### Work instruction
The data should be written out in full, exactly as it stands, and the pictures dropped.

[Stored records]
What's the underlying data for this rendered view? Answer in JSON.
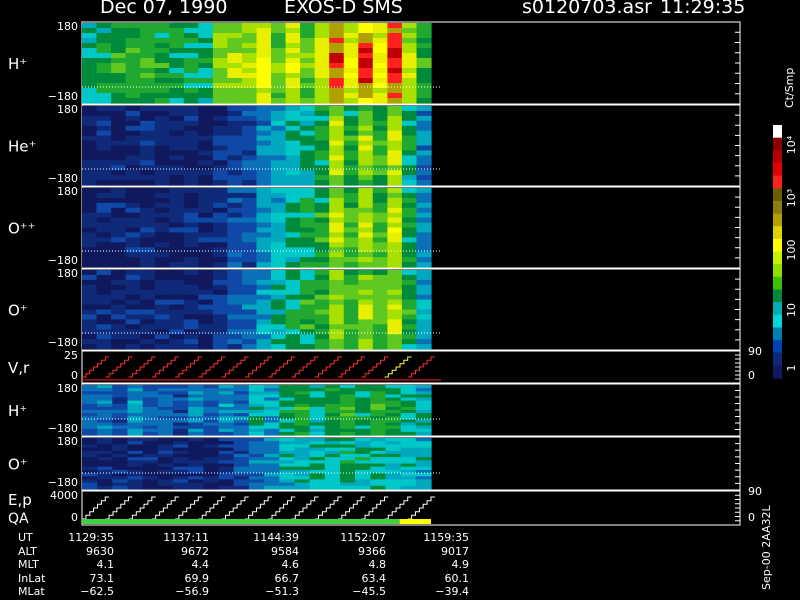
{
  "header": {
    "date": "Dec 07, 1990",
    "mission": "EXOS-D SMS",
    "file": "s0120703.asr",
    "time": "11:29:35"
  },
  "footer_vertical": "Sep-00  2AA32L",
  "colorbar": {
    "unit": "Ct/Smp",
    "tick_labels": [
      "10⁴",
      "10³",
      "100",
      "10",
      "1"
    ],
    "colors": [
      "#ffffff",
      "#8b0000",
      "#b40000",
      "#e00000",
      "#ff2020",
      "#6b5e00",
      "#8b7d10",
      "#b0a000",
      "#e0d000",
      "#ffff00",
      "#c8f000",
      "#8ce000",
      "#40c000",
      "#008a3c",
      "#00b0b0",
      "#00d8d8",
      "#0080b0",
      "#0040b0",
      "#102878",
      "#101860"
    ]
  },
  "time_axis": {
    "labels": [
      "UT",
      "ALT",
      "MLT",
      "InLat",
      "MLat"
    ],
    "columns": [
      [
        "1129:35",
        "9630",
        "4.1",
        "73.1",
        "−62.5"
      ],
      [
        "1137:11",
        "9672",
        "4.4",
        "69.9",
        "−56.9"
      ],
      [
        "1144:39",
        "9584",
        "4.6",
        "66.7",
        "−51.3"
      ],
      [
        "1152:07",
        "9366",
        "4.8",
        "63.4",
        "−45.5"
      ],
      [
        "1159:35",
        "9017",
        "4.9",
        "60.1",
        "−39.4"
      ]
    ]
  },
  "chart_data": [
    {
      "type": "heatmap",
      "panel": "H⁺",
      "y_ticks": [
        "180",
        "−180"
      ],
      "ylim": [
        -180,
        180
      ],
      "intensity_profile": [
        1.3,
        1.4,
        1.6,
        1.7,
        1.7,
        1.6,
        1.5,
        1.5,
        1.4,
        2.0,
        2.1,
        2.2,
        2.6,
        2.0,
        2.4,
        2.0,
        2.3,
        3.2,
        2.5,
        3.3,
        2.6,
        3.4,
        2.2,
        1.6
      ]
    },
    {
      "type": "heatmap",
      "panel": "He⁺",
      "y_ticks": [
        "180",
        "−180"
      ],
      "ylim": [
        -180,
        180
      ],
      "intensity_profile": [
        0.2,
        0.2,
        0.2,
        0.2,
        0.2,
        0.2,
        0.2,
        0.2,
        0.2,
        0.3,
        0.4,
        0.5,
        0.8,
        1.0,
        1.2,
        1.3,
        1.5,
        2.2,
        1.6,
        2.1,
        1.7,
        2.2,
        1.4,
        0.8
      ]
    },
    {
      "type": "heatmap",
      "panel": "O⁺⁺",
      "y_ticks": [
        "180",
        "−180"
      ],
      "ylim": [
        -180,
        180
      ],
      "intensity_profile": [
        0.2,
        0.2,
        0.2,
        0.2,
        0.2,
        0.2,
        0.2,
        0.2,
        0.2,
        0.3,
        0.5,
        0.6,
        0.9,
        1.1,
        1.3,
        1.5,
        1.6,
        2.2,
        1.7,
        2.2,
        1.8,
        2.3,
        1.5,
        0.9
      ]
    },
    {
      "type": "heatmap",
      "panel": "O⁺",
      "y_ticks": [
        "180",
        "−180"
      ],
      "ylim": [
        -180,
        180
      ],
      "intensity_profile": [
        0.2,
        0.2,
        0.2,
        0.2,
        0.2,
        0.2,
        0.2,
        0.2,
        0.2,
        0.4,
        0.6,
        0.7,
        1.0,
        1.2,
        1.4,
        1.6,
        1.7,
        2.2,
        1.8,
        2.2,
        1.8,
        2.2,
        1.6,
        1.0
      ]
    },
    {
      "type": "line",
      "panel": "V,r",
      "y_ticks": [
        "25",
        "0"
      ],
      "right_ticks": [
        "90",
        "0"
      ],
      "ylim": [
        0,
        25
      ],
      "sweep_count": 15
    },
    {
      "type": "heatmap",
      "panel": "H⁺",
      "y_ticks": [
        "180",
        "−180"
      ],
      "ylim": [
        -180,
        180
      ],
      "intensity_profile": [
        0.6,
        0.8,
        0.5,
        0.9,
        0.6,
        0.7,
        0.5,
        0.8,
        0.6,
        0.9,
        0.7,
        1.2,
        1.0,
        1.4,
        1.6,
        1.3,
        1.5,
        1.7,
        1.4,
        1.6,
        1.5,
        1.3,
        1.2
      ]
    },
    {
      "type": "heatmap",
      "panel": "O⁺",
      "y_ticks": [
        "180",
        "−180"
      ],
      "ylim": [
        -180,
        180
      ],
      "intensity_profile": [
        0.2,
        0.2,
        0.2,
        0.2,
        0.2,
        0.2,
        0.2,
        0.2,
        0.2,
        0.3,
        0.5,
        0.7,
        0.9,
        1.1,
        1.2,
        1.3,
        1.3,
        1.4,
        1.3,
        1.3,
        1.2,
        1.2,
        1.1
      ]
    },
    {
      "type": "line",
      "panel": "E,p",
      "panel2": "QA",
      "y_ticks": [
        "4000",
        "0"
      ],
      "right_ticks": [
        "90",
        "0"
      ],
      "ylim": [
        0,
        4000
      ],
      "sweep_count": 15
    }
  ]
}
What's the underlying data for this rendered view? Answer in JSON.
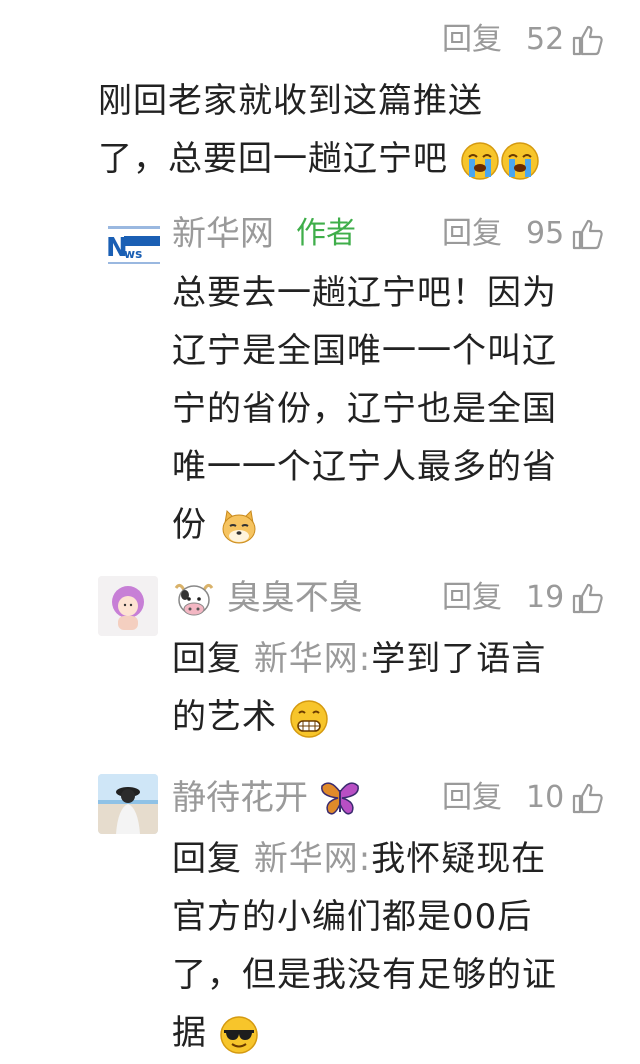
{
  "top_row": {
    "reply": "回复",
    "likes": "52"
  },
  "main_comment": {
    "text_line1": "刚回老家就收到这篇推送",
    "text_line2": "了，总要回一趟辽宁吧"
  },
  "replies": [
    {
      "name": "新华网",
      "tag": "作者",
      "reply": "回复",
      "likes": "95",
      "avatar_text": "新华网",
      "lines": [
        "总要去一趟辽宁吧！因为",
        "辽宁是全国唯一一个叫辽",
        "宁的省份，辽宁也是全国",
        "唯一一个辽宁人最多的省",
        "份"
      ]
    },
    {
      "name": "臭臭不臭",
      "reply": "回复",
      "likes": "19",
      "prefix": "回复",
      "target": "新华网:",
      "lines": [
        "学到了语言",
        "的艺术"
      ]
    },
    {
      "name": "静待花开",
      "reply": "回复",
      "likes": "10",
      "prefix": "回复",
      "target": "新华网:",
      "lines": [
        "我怀疑现在",
        "官方的小编们都是00后",
        "了，但是我没有足够的证",
        "据"
      ]
    }
  ],
  "colors": {
    "author_tag": "#3fae4a",
    "meta_gray": "#9a9a9a",
    "text": "#222222"
  }
}
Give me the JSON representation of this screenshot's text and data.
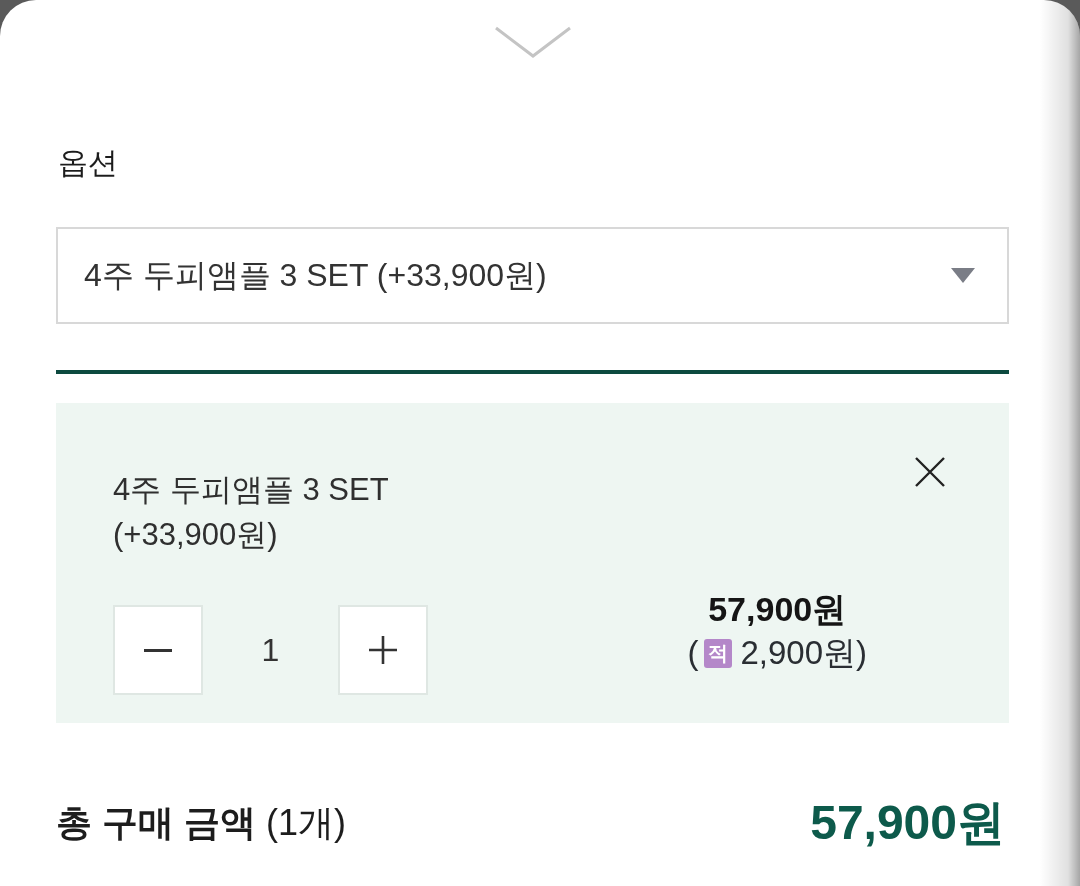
{
  "option": {
    "label": "옵션",
    "select": {
      "value": "4주 두피앰플 3 SET (+33,900원)"
    }
  },
  "selected_items": [
    {
      "name": "4주 두피앰플 3 SET (+33,900원)",
      "quantity": "1",
      "price": "57,900원",
      "points": {
        "badge": "적",
        "open": "(",
        "amount": "2,900원)"
      }
    }
  ],
  "total": {
    "label": "**총 구매 금액** (1개)",
    "amount": "57,900원"
  }
}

### Task output
What's the underlying data for this rendered view? Answer in JSON.
{
  "header": {
    "date": "Dec 07, 1990",
    "mission": "EXOS-D SMS",
    "file": "s0120703.asr",
    "time": "11:29:35"
  },
  "footer_vertical": "Sep-00  2AA32L",
  "colorbar": {
    "unit": "Ct/Smp",
    "tick_labels": [
      "10⁴",
      "10³",
      "100",
      "10",
      "1"
    ],
    "colors": [
      "#ffffff",
      "#8b0000",
      "#b40000",
      "#e00000",
      "#ff2020",
      "#6b5e00",
      "#8b7d10",
      "#b0a000",
      "#e0d000",
      "#ffff00",
      "#c8f000",
      "#8ce000",
      "#40c000",
      "#008a3c",
      "#00b0b0",
      "#00d8d8",
      "#0080b0",
      "#0040b0",
      "#102878",
      "#101860"
    ]
  },
  "time_axis": {
    "labels": [
      "UT",
      "ALT",
      "MLT",
      "InLat",
      "MLat"
    ],
    "columns": [
      [
        "1129:35",
        "9630",
        "4.1",
        "73.1",
        "−62.5"
      ],
      [
        "1137:11",
        "9672",
        "4.4",
        "69.9",
        "−56.9"
      ],
      [
        "1144:39",
        "9584",
        "4.6",
        "66.7",
        "−51.3"
      ],
      [
        "1152:07",
        "9366",
        "4.8",
        "63.4",
        "−45.5"
      ],
      [
        "1159:35",
        "9017",
        "4.9",
        "60.1",
        "−39.4"
      ]
    ]
  },
  "chart_data": [
    {
      "type": "heatmap",
      "panel": "H⁺",
      "y_ticks": [
        "180",
        "−180"
      ],
      "ylim": [
        -180,
        180
      ],
      "intensity_profile": [
        1.3,
        1.4,
        1.6,
        1.7,
        1.7,
        1.6,
        1.5,
        1.5,
        1.4,
        2.0,
        2.1,
        2.2,
        2.6,
        2.0,
        2.4,
        2.0,
        2.3,
        3.2,
        2.5,
        3.3,
        2.6,
        3.4,
        2.2,
        1.6
      ]
    },
    {
      "type": "heatmap",
      "panel": "He⁺",
      "y_ticks": [
        "180",
        "−180"
      ],
      "ylim": [
        -180,
        180
      ],
      "intensity_profile": [
        0.2,
        0.2,
        0.2,
        0.2,
        0.2,
        0.2,
        0.2,
        0.2,
        0.2,
        0.3,
        0.4,
        0.5,
        0.8,
        1.0,
        1.2,
        1.3,
        1.5,
        2.2,
        1.6,
        2.1,
        1.7,
        2.2,
        1.4,
        0.8
      ]
    },
    {
      "type": "heatmap",
      "panel": "O⁺⁺",
      "y_ticks": [
        "180",
        "−180"
      ],
      "ylim": [
        -180,
        180
      ],
      "intensity_profile": [
        0.2,
        0.2,
        0.2,
        0.2,
        0.2,
        0.2,
        0.2,
        0.2,
        0.2,
        0.3,
        0.5,
        0.6,
        0.9,
        1.1,
        1.3,
        1.5,
        1.6,
        2.2,
        1.7,
        2.2,
        1.8,
        2.3,
        1.5,
        0.9
      ]
    },
    {
      "type": "heatmap",
      "panel": "O⁺",
      "y_ticks": [
        "180",
        "−180"
      ],
      "ylim": [
        -180,
        180
      ],
      "intensity_profile": [
        0.2,
        0.2,
        0.2,
        0.2,
        0.2,
        0.2,
        0.2,
        0.2,
        0.2,
        0.4,
        0.6,
        0.7,
        1.0,
        1.2,
        1.4,
        1.6,
        1.7,
        2.2,
        1.8,
        2.2,
        1.8,
        2.2,
        1.6,
        1.0
      ]
    },
    {
      "type": "line",
      "panel": "V,r",
      "y_ticks": [
        "25",
        "0"
      ],
      "right_ticks": [
        "90",
        "0"
      ],
      "ylim": [
        0,
        25
      ],
      "sweep_count": 15
    },
    {
      "type": "heatmap",
      "panel": "H⁺",
      "y_ticks": [
        "180",
        "−180"
      ],
      "ylim": [
        -180,
        180
      ],
      "intensity_profile": [
        0.6,
        0.8,
        0.5,
        0.9,
        0.6,
        0.7,
        0.5,
        0.8,
        0.6,
        0.9,
        0.7,
        1.2,
        1.0,
        1.4,
        1.6,
        1.3,
        1.5,
        1.7,
        1.4,
        1.6,
        1.5,
        1.3,
        1.2
      ]
    },
    {
      "type": "heatmap",
      "panel": "O⁺",
      "y_ticks": [
        "180",
        "−180"
      ],
      "ylim": [
        -180,
        180
      ],
      "intensity_profile": [
        0.2,
        0.2,
        0.2,
        0.2,
        0.2,
        0.2,
        0.2,
        0.2,
        0.2,
        0.3,
        0.5,
        0.7,
        0.9,
        1.1,
        1.2,
        1.3,
        1.3,
        1.4,
        1.3,
        1.3,
        1.2,
        1.2,
        1.1
      ]
    },
    {
      "type": "line",
      "panel": "E,p",
      "panel2": "QA",
      "y_ticks": [
        "4000",
        "0"
      ],
      "right_ticks": [
        "90",
        "0"
      ],
      "ylim": [
        0,
        4000
      ],
      "sweep_count": 15
    }
  ]
}
What's the underlying data for this rendered view? Answer in JSON.
{
  "top_row": {
    "reply": "回复",
    "likes": "52"
  },
  "main_comment": {
    "text_line1": "刚回老家就收到这篇推送",
    "text_line2": "了，总要回一趟辽宁吧"
  },
  "replies": [
    {
      "name": "新华网",
      "tag": "作者",
      "reply": "回复",
      "likes": "95",
      "avatar_text": "新华网",
      "lines": [
        "总要去一趟辽宁吧！因为",
        "辽宁是全国唯一一个叫辽",
        "宁的省份，辽宁也是全国",
        "唯一一个辽宁人最多的省",
        "份"
      ]
    },
    {
      "name": "臭臭不臭",
      "reply": "回复",
      "likes": "19",
      "prefix": "回复",
      "target": "新华网:",
      "lines": [
        "学到了语言",
        "的艺术"
      ]
    },
    {
      "name": "静待花开",
      "reply": "回复",
      "likes": "10",
      "prefix": "回复",
      "target": "新华网:",
      "lines": [
        "我怀疑现在",
        "官方的小编们都是00后",
        "了，但是我没有足够的证",
        "据"
      ]
    }
  ],
  "colors": {
    "author_tag": "#3fae4a",
    "meta_gray": "#9a9a9a",
    "text": "#222222"
  }
}
Give me the JSON representation of this screenshot's text and data.
{
  "option": {
    "label": "옵션",
    "select": {
      "value": "4주 두피앰플 3 SET (+33,900원)"
    }
  },
  "selected_items": [
    {
      "name": "4주 두피앰플 3 SET (+33,900원)",
      "quantity": "1",
      "price": "57,900원",
      "points": {
        "badge": "적",
        "open": "(",
        "amount": "2,900원)"
      }
    }
  ],
  "total": {
    "label": "**총 구매 금액** (1개)",
    "amount": "57,900원"
  }
}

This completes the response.